#### [Problem requirements]
In this exercise, return each entry exactly as given.

Start of Block

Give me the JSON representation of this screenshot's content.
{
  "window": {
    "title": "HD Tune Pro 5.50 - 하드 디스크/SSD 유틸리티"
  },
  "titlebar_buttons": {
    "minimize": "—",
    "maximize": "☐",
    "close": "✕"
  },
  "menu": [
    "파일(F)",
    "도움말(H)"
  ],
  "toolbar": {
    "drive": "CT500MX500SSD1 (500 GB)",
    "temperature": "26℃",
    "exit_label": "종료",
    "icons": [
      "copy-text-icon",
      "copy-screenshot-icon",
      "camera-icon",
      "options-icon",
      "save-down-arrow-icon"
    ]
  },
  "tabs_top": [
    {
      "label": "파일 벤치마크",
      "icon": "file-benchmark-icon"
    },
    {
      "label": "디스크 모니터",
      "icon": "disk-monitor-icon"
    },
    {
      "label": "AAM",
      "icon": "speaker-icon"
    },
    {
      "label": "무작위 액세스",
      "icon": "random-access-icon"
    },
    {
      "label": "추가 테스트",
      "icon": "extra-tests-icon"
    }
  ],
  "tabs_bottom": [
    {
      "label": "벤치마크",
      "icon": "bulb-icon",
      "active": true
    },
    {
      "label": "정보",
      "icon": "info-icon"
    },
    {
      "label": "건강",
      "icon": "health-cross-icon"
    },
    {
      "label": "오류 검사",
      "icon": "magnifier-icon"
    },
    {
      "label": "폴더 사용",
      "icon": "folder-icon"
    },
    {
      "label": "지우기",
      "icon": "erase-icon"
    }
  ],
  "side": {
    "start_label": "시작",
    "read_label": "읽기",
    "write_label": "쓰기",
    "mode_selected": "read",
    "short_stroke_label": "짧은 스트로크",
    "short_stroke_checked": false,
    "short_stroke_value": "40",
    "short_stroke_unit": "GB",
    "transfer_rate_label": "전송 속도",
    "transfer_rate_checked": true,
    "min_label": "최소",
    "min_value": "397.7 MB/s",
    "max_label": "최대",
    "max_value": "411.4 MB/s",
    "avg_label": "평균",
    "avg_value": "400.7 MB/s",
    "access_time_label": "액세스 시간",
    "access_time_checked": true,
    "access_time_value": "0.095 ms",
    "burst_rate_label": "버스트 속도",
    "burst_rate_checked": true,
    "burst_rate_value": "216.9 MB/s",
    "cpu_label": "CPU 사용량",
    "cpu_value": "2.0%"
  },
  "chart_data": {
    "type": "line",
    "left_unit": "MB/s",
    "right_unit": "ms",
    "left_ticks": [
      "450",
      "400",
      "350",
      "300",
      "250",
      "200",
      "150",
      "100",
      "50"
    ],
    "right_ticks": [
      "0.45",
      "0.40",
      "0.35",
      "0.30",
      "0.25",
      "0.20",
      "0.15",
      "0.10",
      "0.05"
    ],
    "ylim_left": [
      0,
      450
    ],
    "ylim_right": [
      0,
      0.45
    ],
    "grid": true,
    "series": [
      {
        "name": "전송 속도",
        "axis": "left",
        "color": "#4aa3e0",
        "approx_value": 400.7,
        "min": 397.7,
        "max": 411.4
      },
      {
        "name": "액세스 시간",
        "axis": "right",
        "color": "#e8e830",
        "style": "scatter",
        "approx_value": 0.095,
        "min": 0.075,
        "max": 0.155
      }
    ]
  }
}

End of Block

#### [Expected output]
Give me the JSON representation of this screenshot's content.
{
  "window": {
    "title": "HD Tune Pro 5.50 - 하드 디스크/SSD 유틸리티"
  },
  "titlebar_buttons": {
    "minimize": "—",
    "maximize": "☐",
    "close": "✕"
  },
  "menu": [
    "파일(F)",
    "도움말(H)"
  ],
  "toolbar": {
    "drive": "CT500MX500SSD1 (500 GB)",
    "temperature": "26℃",
    "exit_label": "종료",
    "icons": [
      "copy-text-icon",
      "copy-screenshot-icon",
      "camera-icon",
      "options-icon",
      "save-down-arrow-icon"
    ]
  },
  "tabs_top": [
    {
      "label": "파일 벤치마크",
      "icon": "file-benchmark-icon"
    },
    {
      "label": "디스크 모니터",
      "icon": "disk-monitor-icon"
    },
    {
      "label": "AAM",
      "icon": "speaker-icon"
    },
    {
      "label": "무작위 액세스",
      "icon": "random-access-icon"
    },
    {
      "label": "추가 테스트",
      "icon": "extra-tests-icon"
    }
  ],
  "tabs_bottom": [
    {
      "label": "벤치마크",
      "icon": "bulb-icon",
      "active": true
    },
    {
      "label": "정보",
      "icon": "info-icon"
    },
    {
      "label": "건강",
      "icon": "health-cross-icon"
    },
    {
      "label": "오류 검사",
      "icon": "magnifier-icon"
    },
    {
      "label": "폴더 사용",
      "icon": "folder-icon"
    },
    {
      "label": "지우기",
      "icon": "erase-icon"
    }
  ],
  "side": {
    "start_label": "시작",
    "read_label": "읽기",
    "write_label": "쓰기",
    "mode_selected": "read",
    "short_stroke_label": "짧은 스트로크",
    "short_stroke_checked": false,
    "short_stroke_value": "40",
    "short_stroke_unit": "GB",
    "transfer_rate_label": "전송 속도",
    "transfer_rate_checked": true,
    "min_label": "최소",
    "min_value": "397.7 MB/s",
    "max_label": "최대",
    "max_value": "411.4 MB/s",
    "avg_label": "평균",
    "avg_value": "400.7 MB/s",
    "access_time_label": "액세스 시간",
    "access_time_checked": true,
    "access_time_value": "0.095 ms",
    "burst_rate_label": "버스트 속도",
    "burst_rate_checked": true,
    "burst_rate_value": "216.9 MB/s",
    "cpu_label": "CPU 사용량",
    "cpu_value": "2.0%"
  },
  "chart_data": {
    "type": "line",
    "left_unit": "MB/s",
    "right_unit": "ms",
    "left_ticks": [
      "450",
      "400",
      "350",
      "300",
      "250",
      "200",
      "150",
      "100",
      "50"
    ],
    "right_ticks": [
      "0.45",
      "0.40",
      "0.35",
      "0.30",
      "0.25",
      "0.20",
      "0.15",
      "0.10",
      "0.05"
    ],
    "ylim_left": [
      0,
      450
    ],
    "ylim_right": [
      0,
      0.45
    ],
    "grid": true,
    "series": [
      {
        "name": "전송 속도",
        "axis": "left",
        "color": "#4aa3e0",
        "approx_value": 400.7,
        "min": 397.7,
        "max": 411.4
      },
      {
        "name": "액세스 시간",
        "axis": "right",
        "color": "#e8e830",
        "style": "scatter",
        "approx_value": 0.095,
        "min": 0.075,
        "max": 0.155
      }
    ]
  }
}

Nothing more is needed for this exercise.